======== DATA PROVIDED

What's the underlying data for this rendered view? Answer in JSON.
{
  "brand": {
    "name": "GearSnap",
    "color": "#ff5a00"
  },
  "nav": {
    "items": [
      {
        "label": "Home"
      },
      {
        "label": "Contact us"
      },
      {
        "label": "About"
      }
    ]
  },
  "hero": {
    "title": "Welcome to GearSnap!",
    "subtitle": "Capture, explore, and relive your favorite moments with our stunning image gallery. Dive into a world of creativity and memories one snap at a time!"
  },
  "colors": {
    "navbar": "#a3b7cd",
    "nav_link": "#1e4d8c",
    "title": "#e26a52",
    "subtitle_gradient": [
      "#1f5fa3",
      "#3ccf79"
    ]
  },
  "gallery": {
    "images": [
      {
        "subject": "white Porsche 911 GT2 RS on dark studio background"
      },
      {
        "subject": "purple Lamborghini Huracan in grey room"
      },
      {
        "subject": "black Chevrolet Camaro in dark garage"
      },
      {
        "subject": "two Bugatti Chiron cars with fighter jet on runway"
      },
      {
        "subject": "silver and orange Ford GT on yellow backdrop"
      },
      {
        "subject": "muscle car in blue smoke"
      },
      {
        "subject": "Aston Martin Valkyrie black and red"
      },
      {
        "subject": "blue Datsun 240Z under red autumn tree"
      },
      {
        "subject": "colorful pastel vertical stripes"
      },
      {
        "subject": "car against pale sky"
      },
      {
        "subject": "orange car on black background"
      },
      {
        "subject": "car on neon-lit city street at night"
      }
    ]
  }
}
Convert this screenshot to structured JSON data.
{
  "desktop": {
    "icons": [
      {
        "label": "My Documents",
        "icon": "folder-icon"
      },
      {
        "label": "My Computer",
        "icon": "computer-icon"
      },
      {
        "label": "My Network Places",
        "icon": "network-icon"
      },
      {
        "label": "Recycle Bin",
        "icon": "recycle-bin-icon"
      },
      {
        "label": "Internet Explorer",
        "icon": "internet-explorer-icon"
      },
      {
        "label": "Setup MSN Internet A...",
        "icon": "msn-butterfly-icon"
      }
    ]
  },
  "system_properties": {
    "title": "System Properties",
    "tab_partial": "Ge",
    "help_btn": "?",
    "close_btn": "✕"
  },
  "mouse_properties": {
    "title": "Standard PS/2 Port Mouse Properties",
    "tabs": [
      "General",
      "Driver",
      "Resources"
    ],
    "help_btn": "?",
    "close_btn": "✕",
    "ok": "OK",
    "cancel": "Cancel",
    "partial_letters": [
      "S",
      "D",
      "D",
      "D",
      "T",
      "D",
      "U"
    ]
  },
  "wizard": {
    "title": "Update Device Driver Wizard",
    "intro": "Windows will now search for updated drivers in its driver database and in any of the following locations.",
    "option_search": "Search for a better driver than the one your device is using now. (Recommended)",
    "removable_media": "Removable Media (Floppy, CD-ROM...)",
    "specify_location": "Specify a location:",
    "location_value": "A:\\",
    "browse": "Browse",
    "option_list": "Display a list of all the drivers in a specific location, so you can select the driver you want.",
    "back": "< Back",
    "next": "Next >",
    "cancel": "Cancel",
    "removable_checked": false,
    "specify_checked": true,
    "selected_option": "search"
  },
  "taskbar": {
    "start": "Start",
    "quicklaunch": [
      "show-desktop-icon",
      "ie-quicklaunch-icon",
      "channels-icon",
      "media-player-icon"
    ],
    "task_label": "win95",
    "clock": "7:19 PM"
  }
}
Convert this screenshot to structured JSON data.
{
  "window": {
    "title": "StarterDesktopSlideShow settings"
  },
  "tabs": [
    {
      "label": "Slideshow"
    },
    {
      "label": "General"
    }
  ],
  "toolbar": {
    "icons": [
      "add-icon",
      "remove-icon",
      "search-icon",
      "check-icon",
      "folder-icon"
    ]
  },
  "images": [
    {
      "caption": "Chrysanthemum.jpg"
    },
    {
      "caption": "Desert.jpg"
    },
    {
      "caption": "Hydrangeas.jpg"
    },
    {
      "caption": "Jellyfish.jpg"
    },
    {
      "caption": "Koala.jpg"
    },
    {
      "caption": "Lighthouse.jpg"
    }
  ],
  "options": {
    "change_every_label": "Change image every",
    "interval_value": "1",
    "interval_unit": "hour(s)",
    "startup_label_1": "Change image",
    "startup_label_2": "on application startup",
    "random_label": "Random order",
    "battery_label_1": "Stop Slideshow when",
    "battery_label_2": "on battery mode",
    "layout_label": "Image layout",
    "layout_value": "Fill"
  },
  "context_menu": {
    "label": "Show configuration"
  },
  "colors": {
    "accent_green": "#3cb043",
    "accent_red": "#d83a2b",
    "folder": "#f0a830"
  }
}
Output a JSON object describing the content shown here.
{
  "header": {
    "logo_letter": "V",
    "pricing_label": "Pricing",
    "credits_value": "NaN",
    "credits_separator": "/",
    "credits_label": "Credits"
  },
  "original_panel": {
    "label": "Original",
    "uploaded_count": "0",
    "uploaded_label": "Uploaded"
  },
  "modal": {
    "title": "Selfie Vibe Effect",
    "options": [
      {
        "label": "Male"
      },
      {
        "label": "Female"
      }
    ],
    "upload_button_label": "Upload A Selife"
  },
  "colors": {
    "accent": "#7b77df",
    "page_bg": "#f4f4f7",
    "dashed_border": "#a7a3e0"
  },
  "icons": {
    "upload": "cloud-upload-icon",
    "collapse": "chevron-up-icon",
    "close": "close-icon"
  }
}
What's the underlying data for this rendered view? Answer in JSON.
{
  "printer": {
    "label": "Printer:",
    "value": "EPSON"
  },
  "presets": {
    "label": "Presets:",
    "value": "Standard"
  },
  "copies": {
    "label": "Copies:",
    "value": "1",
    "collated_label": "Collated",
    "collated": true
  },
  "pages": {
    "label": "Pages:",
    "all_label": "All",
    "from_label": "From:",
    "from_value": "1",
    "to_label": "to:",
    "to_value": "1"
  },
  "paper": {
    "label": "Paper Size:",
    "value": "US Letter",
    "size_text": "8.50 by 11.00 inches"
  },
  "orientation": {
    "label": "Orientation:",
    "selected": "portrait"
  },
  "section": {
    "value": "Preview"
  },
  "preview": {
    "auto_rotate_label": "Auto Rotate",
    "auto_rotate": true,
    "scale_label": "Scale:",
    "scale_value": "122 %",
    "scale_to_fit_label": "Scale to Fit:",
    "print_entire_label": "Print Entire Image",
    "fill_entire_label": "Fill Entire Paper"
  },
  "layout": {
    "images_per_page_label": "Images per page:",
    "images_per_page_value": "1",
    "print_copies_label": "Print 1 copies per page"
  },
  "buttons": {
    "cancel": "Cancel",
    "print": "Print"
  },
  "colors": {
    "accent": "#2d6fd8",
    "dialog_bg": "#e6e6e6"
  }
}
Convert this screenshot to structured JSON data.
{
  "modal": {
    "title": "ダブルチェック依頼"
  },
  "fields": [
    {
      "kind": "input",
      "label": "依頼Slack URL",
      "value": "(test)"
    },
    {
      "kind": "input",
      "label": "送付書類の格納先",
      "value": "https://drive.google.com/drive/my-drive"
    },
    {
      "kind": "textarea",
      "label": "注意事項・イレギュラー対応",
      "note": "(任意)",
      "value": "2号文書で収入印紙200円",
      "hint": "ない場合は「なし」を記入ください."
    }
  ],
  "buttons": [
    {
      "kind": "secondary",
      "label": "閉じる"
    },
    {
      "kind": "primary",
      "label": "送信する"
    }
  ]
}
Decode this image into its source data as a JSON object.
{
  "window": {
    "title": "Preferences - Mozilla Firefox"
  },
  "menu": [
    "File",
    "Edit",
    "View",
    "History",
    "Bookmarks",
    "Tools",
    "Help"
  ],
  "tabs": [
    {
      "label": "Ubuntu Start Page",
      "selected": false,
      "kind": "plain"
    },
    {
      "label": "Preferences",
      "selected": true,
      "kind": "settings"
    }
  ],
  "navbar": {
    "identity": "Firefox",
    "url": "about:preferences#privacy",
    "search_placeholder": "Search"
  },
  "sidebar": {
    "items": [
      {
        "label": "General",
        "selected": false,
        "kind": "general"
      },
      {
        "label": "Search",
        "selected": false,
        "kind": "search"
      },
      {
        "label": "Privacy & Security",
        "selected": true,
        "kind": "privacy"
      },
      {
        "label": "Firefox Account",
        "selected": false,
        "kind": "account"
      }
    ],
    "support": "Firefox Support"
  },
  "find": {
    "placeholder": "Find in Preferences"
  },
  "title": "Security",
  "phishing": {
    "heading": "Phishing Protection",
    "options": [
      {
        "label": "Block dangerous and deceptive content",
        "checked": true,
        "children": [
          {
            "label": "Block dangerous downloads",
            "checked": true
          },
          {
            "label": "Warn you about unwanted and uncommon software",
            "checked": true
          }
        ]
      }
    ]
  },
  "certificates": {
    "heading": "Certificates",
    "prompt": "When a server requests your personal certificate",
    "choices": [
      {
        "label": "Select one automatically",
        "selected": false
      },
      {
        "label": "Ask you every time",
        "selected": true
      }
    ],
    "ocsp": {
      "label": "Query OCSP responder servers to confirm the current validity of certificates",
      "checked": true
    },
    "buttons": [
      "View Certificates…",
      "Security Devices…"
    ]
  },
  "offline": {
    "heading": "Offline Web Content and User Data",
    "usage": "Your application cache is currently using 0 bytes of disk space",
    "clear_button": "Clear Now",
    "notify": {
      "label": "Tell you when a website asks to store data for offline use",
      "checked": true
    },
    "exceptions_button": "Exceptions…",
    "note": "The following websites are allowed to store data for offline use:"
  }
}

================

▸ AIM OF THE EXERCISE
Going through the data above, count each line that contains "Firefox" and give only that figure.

▸ TASK RESULT
4